And if you haven't gotten the idea yet, Brodin is pretty darn good. From Uffe Bodin:
Jonas Brodin is without a doubt one of Sweden's most important players. He has had a huge season for Färjestad and was very impressive when he played his first few international games for the men's national team in Finland last month. He looks very much like a young Nicklas Lidström in how he reads the game and where he puts himself on the ice. He's never caught out of position. He still needs to become better offensively and bulk up before he's ready to play in the NHL, but I wouldn't be too surprised if he made Minnesota out of camp next fall.
|Anton Forsberg||6'3"||183||Nov 27/92||MODO||SEL||Blue Jackets (7/188, '11)||none|
|Johan Gustafsson||6'2"||207||Feb 28/92||Luleå||SEL||Wild (6/159, '10)||U18 (1)|
|Johan Mattsson||6'4"||201||Apr 25/92||Sudbury||OHL||Blackhawks (7/211, '11)||none|
Well, just guess which one is the #1 goalie here.

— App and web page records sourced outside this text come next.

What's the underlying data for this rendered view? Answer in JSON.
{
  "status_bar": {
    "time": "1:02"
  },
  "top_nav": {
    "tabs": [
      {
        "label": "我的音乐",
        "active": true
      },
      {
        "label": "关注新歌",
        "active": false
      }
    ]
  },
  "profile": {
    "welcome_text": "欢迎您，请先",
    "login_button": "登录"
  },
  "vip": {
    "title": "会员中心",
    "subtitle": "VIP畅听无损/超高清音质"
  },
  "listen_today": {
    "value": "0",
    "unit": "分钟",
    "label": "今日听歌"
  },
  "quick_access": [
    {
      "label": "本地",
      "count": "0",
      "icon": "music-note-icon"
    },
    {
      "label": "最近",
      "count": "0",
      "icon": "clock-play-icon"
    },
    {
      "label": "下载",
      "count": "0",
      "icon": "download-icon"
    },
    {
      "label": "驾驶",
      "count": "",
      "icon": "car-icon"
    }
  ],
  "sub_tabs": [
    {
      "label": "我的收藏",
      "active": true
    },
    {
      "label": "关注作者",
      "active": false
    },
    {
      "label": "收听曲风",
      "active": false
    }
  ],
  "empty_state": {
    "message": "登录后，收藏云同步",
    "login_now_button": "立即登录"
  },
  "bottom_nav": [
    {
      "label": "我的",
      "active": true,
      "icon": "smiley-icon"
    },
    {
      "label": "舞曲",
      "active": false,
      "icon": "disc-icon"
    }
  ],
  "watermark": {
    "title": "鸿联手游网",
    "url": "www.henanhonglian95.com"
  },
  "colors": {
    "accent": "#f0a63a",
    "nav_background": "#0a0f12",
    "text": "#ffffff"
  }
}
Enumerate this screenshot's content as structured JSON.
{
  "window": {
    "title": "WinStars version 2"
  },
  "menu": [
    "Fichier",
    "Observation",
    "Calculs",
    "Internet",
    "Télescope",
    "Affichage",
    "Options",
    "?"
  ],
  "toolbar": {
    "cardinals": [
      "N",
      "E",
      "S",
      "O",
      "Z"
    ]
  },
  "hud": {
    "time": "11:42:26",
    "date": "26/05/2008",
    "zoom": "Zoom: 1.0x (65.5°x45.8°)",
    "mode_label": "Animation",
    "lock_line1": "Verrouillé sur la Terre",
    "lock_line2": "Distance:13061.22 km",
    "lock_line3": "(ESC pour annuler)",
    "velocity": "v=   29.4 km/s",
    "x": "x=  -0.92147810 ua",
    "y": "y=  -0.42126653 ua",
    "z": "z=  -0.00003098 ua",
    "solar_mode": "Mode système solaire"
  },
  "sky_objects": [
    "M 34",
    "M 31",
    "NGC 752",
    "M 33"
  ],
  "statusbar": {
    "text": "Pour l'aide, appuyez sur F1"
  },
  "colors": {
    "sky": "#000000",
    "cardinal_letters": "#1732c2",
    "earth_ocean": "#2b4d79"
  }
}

Yep, the Wild prospect. Johan Gustafsson is having a great year in the Elitserien for a teenage goaltender and is one of the better goaltenders at this tournament. It's been a trend in recent years for Sweden to have one of the best goalies, and while Gustafsson doesn't come with the same hype as the recent starters like Robin Lehner and Jakub Markström, he's a pretty solid bet all around. Here's Bodin's take on Gustafsson:
He's a big goalie with a strong head who never seems to be rattled. Just like Brodin, he made his national debut for the men's team last month in Finland and was really impressive in a win against the Finns. He's been playing very well for Luleå, but it's a team that plays a very defensive brand of hockey, which has helped his stats a bit.
Anton Forsberg appears to be the backup, with Mattsson available as an emergency recall.
I've been mulling over how I feel the tournament will shake out, and I've gone back and forth on Sweden's fate a few times. This is a very solid top to bottom team that has in recent years peaked a bit early. This IIHF feature on Sweden talks about how the team wants to continue to build and not get complacent after a hot start. However, finishing first in one's group should always be the goal, and Sweden has been pretty good at doing that in recent tournaments.
Here's their schedule:
Prediction: 1st in Group A.